Data section >>
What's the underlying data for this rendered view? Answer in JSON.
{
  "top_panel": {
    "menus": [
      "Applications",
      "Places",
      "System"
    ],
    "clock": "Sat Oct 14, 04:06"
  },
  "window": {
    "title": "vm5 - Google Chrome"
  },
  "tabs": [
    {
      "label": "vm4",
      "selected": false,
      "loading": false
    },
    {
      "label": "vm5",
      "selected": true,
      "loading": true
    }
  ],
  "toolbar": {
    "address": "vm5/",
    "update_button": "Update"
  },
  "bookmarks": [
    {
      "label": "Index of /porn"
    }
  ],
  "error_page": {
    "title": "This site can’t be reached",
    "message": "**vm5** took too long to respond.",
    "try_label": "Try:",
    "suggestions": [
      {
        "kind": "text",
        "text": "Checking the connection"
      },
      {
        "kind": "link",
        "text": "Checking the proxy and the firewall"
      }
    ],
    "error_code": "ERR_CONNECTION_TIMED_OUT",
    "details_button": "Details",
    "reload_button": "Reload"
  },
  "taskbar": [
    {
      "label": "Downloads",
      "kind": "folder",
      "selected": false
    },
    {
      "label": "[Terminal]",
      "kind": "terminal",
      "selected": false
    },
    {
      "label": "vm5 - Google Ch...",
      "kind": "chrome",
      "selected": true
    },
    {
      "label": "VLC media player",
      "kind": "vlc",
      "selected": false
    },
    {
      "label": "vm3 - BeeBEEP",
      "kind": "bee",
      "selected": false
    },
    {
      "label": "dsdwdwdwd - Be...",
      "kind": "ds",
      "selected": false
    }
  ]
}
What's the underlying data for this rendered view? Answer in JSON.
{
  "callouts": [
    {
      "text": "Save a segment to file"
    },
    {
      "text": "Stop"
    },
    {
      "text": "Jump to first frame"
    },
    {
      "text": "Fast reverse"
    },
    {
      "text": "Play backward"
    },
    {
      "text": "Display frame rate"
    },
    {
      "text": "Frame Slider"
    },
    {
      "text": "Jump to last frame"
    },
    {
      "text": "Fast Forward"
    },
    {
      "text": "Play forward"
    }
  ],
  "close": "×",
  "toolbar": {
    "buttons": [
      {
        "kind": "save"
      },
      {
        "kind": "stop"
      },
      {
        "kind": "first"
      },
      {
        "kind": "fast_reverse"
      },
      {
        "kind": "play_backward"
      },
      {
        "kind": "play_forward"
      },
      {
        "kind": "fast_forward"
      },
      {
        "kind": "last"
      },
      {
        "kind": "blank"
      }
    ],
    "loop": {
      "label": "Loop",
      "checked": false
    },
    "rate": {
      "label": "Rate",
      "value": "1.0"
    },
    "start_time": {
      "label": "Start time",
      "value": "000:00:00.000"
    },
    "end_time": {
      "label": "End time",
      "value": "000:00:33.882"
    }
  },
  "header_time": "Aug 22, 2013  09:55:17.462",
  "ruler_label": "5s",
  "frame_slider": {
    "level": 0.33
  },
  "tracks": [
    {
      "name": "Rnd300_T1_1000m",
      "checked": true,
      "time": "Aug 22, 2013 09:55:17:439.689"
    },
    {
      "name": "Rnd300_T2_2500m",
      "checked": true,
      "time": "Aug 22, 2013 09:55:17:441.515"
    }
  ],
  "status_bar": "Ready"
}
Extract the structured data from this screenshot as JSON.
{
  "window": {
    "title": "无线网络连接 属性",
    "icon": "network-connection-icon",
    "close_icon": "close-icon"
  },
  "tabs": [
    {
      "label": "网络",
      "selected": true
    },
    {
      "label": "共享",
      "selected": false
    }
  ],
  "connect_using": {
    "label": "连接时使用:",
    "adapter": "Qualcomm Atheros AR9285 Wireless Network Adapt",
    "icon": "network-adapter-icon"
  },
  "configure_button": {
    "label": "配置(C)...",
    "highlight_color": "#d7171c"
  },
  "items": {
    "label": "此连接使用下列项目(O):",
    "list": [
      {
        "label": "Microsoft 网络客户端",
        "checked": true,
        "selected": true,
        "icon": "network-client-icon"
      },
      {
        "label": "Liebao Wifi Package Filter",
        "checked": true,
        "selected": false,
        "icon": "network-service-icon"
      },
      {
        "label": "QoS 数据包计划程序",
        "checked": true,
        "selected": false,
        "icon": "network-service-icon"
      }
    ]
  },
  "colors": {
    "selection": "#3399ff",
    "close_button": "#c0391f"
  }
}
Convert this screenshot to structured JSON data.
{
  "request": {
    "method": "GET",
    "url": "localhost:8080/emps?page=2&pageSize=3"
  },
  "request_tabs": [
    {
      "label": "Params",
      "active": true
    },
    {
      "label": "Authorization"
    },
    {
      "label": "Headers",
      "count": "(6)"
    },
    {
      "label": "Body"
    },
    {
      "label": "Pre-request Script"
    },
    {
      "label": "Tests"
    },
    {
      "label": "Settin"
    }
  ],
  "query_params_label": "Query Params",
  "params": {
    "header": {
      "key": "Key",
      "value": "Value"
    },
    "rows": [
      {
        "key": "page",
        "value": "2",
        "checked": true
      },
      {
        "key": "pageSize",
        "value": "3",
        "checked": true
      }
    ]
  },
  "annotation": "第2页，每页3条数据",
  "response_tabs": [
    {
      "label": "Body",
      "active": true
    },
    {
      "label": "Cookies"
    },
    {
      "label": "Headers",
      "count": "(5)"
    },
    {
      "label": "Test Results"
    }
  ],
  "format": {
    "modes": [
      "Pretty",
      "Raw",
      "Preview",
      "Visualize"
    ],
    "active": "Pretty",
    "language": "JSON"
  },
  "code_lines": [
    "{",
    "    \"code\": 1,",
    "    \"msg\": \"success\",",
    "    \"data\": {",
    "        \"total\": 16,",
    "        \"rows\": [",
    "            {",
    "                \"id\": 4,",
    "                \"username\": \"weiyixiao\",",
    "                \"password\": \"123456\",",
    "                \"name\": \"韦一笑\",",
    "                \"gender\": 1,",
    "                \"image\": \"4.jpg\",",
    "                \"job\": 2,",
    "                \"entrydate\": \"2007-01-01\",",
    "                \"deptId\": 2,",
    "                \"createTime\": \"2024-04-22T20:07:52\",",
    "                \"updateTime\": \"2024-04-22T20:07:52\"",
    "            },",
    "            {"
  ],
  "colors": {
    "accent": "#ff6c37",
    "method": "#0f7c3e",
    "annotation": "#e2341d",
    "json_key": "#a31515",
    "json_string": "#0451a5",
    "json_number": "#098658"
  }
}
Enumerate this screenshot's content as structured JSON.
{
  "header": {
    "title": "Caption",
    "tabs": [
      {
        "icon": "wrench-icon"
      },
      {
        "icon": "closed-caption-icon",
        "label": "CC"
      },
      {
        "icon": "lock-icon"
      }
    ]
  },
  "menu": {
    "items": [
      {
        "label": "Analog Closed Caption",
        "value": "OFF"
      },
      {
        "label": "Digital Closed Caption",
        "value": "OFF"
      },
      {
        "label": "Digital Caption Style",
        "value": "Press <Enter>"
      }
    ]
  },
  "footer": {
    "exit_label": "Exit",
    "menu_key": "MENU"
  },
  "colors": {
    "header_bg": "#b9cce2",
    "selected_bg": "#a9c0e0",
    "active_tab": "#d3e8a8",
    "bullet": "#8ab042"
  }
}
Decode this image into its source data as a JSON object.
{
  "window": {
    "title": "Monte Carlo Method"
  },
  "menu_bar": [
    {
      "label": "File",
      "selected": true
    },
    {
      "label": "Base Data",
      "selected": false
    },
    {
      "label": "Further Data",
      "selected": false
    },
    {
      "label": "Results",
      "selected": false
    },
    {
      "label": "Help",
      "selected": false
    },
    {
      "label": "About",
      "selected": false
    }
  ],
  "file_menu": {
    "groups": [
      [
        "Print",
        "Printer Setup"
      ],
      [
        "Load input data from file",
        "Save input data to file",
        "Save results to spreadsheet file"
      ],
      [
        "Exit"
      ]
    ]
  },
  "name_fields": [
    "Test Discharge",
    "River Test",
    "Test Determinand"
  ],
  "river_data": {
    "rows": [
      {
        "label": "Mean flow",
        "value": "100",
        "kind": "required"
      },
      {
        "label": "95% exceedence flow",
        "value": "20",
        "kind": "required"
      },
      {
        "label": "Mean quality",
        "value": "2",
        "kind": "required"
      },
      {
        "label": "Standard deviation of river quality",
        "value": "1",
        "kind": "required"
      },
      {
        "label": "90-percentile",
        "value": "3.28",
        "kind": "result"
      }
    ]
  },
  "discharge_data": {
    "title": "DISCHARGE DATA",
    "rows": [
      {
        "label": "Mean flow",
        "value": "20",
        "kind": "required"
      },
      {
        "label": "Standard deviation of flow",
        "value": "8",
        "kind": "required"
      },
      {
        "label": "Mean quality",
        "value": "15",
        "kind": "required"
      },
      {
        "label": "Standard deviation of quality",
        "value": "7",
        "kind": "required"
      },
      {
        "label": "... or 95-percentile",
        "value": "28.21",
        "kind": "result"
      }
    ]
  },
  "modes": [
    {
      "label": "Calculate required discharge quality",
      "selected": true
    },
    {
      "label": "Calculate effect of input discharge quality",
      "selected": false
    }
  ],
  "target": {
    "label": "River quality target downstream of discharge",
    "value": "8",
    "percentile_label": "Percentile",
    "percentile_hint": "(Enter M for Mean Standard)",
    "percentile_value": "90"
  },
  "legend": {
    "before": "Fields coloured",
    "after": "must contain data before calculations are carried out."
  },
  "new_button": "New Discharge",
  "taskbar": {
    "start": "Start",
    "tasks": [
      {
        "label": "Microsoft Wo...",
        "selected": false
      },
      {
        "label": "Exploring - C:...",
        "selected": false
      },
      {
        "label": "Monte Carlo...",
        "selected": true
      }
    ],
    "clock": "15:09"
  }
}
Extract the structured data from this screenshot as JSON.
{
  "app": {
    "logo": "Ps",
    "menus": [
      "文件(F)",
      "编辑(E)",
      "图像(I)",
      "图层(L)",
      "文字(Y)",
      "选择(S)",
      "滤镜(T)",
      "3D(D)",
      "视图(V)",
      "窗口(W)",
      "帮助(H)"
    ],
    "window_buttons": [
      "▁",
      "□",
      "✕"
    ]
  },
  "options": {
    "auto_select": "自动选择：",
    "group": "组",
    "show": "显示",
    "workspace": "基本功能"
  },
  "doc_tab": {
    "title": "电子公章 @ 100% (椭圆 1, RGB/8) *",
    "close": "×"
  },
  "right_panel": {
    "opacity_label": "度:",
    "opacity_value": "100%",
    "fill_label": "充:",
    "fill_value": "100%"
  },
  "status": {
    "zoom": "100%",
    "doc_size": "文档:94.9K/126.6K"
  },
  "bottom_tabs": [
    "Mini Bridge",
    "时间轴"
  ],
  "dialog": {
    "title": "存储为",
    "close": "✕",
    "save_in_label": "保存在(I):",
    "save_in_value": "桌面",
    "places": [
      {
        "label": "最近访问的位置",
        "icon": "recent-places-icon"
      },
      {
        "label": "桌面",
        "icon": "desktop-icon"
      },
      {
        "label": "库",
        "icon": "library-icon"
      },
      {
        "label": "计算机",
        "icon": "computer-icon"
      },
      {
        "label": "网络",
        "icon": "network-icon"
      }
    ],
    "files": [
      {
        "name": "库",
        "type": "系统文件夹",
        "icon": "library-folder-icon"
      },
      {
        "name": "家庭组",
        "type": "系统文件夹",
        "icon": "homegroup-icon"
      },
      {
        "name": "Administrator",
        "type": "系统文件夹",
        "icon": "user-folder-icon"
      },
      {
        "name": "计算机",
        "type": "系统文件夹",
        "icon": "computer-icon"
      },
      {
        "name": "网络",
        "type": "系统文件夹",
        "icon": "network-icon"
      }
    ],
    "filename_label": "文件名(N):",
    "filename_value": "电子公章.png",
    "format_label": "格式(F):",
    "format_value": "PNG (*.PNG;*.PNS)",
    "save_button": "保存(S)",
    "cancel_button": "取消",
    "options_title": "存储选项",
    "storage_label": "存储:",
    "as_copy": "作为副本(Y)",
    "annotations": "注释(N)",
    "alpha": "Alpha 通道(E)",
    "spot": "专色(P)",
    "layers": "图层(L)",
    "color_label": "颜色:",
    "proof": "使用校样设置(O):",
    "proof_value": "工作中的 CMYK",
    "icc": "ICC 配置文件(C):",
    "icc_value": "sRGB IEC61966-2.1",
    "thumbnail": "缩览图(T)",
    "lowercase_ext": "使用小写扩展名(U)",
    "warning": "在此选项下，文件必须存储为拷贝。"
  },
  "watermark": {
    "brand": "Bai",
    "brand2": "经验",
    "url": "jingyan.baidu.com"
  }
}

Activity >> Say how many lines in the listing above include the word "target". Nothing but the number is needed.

Solution for this task >> 2